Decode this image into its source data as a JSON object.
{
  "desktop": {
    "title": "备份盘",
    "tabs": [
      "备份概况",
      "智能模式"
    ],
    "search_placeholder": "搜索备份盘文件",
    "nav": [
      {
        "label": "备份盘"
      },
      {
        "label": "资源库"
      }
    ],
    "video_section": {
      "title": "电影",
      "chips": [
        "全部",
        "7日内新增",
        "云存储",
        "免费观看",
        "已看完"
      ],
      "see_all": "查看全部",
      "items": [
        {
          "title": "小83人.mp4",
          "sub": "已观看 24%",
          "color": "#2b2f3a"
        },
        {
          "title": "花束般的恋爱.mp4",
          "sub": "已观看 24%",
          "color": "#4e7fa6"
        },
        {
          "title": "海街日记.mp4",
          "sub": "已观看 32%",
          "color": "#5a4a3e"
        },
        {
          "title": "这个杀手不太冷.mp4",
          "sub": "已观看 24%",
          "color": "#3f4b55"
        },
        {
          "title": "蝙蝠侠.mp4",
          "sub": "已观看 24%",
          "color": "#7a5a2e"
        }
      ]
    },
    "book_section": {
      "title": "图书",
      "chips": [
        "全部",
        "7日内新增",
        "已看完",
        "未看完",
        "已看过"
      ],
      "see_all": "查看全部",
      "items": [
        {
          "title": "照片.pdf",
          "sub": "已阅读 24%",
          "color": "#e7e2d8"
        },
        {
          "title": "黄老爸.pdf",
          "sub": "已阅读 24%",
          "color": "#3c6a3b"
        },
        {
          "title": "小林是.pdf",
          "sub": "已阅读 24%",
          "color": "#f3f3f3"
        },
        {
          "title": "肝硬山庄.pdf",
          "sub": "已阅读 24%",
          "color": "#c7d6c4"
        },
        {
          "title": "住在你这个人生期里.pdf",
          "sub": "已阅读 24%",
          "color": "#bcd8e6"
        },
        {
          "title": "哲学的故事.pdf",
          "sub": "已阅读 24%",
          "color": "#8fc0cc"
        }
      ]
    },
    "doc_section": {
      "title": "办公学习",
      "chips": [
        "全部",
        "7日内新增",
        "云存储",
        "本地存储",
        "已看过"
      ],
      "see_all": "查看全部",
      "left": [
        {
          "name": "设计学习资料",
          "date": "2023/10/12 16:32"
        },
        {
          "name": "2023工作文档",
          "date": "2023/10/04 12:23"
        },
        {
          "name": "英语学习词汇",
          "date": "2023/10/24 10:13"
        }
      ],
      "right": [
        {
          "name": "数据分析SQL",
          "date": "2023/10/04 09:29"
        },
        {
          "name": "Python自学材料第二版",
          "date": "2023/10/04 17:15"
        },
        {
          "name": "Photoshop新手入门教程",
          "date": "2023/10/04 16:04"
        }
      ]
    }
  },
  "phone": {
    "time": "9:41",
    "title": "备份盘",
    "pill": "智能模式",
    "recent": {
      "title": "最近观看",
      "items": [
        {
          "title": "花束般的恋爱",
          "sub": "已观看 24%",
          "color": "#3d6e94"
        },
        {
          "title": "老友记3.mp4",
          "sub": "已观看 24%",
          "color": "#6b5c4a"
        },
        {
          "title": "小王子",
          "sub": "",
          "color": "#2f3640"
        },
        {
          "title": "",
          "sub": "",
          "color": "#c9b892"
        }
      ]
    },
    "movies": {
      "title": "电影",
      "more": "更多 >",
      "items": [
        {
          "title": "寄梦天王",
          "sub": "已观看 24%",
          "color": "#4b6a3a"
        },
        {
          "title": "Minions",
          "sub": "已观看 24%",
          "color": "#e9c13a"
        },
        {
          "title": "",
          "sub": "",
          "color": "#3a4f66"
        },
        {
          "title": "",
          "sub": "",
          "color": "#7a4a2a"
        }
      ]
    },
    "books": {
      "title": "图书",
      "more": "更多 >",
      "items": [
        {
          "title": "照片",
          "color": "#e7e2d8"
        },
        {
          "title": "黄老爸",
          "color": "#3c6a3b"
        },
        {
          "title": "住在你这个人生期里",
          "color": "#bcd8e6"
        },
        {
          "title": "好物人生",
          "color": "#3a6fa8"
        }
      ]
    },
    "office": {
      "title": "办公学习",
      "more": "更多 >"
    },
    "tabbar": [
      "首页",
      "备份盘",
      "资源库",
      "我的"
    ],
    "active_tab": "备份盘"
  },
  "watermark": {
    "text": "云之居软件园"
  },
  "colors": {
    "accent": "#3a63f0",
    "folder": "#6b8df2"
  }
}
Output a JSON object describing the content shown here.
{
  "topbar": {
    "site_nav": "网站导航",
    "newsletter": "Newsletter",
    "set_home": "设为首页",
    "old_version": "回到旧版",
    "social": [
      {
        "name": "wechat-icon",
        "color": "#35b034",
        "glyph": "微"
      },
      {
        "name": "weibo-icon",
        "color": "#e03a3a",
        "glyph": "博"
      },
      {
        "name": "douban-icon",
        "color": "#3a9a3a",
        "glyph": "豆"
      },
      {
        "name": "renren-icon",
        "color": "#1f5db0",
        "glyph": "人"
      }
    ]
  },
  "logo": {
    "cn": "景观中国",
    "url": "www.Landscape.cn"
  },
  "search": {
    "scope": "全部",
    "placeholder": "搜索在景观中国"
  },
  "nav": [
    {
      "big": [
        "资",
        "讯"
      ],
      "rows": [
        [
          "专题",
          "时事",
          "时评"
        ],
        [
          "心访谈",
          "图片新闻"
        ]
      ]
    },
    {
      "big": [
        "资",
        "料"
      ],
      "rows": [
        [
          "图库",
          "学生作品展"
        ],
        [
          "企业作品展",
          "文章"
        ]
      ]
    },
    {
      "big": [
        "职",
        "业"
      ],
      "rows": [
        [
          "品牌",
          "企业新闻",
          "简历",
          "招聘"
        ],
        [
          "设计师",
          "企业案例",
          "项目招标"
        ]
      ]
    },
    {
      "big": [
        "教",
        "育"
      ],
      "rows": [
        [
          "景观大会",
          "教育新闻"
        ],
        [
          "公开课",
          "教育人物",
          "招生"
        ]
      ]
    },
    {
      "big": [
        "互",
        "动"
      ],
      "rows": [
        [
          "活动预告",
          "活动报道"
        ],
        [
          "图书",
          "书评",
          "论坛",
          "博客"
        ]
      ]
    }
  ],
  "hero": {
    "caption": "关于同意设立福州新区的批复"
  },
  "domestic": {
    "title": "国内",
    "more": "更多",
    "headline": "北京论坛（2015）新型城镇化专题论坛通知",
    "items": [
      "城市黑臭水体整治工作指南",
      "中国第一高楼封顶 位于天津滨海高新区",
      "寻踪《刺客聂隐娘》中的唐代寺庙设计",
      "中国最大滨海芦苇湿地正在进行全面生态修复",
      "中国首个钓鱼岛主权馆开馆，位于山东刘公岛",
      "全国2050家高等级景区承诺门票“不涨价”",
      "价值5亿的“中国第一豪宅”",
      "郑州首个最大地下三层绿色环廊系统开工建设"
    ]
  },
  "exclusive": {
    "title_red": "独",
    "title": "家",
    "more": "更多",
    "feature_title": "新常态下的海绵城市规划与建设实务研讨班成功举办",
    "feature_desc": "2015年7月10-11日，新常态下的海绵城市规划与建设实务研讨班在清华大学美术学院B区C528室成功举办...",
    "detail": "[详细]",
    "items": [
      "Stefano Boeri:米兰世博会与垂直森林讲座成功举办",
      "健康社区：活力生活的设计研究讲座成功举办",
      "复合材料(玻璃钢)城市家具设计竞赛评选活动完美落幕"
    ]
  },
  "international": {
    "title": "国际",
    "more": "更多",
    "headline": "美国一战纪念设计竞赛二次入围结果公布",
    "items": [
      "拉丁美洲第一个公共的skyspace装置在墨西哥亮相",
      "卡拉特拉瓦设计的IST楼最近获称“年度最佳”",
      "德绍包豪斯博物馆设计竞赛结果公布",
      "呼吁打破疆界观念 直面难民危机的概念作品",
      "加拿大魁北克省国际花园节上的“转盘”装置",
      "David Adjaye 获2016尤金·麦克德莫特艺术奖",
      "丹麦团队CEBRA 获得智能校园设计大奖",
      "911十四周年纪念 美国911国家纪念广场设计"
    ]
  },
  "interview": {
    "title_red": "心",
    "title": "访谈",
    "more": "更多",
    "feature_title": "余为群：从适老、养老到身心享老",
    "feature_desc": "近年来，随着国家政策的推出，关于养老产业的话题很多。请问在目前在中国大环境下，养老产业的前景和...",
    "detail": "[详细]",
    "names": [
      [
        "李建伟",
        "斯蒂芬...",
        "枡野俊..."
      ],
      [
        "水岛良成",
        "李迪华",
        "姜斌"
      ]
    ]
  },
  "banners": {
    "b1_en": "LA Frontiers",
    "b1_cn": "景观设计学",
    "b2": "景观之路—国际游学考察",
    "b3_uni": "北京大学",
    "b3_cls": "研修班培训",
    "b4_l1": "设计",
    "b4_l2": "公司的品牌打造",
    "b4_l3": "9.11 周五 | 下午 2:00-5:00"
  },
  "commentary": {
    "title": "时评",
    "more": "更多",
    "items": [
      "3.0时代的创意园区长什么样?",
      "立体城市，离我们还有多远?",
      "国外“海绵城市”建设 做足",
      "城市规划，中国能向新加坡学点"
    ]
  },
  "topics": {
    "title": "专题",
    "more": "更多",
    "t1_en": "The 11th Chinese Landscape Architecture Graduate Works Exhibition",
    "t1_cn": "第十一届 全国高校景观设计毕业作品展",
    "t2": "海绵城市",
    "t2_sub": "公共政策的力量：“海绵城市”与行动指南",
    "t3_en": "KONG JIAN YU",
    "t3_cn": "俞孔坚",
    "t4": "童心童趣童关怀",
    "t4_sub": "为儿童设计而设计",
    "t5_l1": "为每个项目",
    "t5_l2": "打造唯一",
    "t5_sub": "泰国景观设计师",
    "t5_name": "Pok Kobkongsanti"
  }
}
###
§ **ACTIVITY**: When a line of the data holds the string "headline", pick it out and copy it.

§ **ANSWER SECTION**:
    "headline": "北京论坛（2015）新型城镇化专题论坛通知",
    "headline": "美国一战纪念设计竞赛二次入围结果公布",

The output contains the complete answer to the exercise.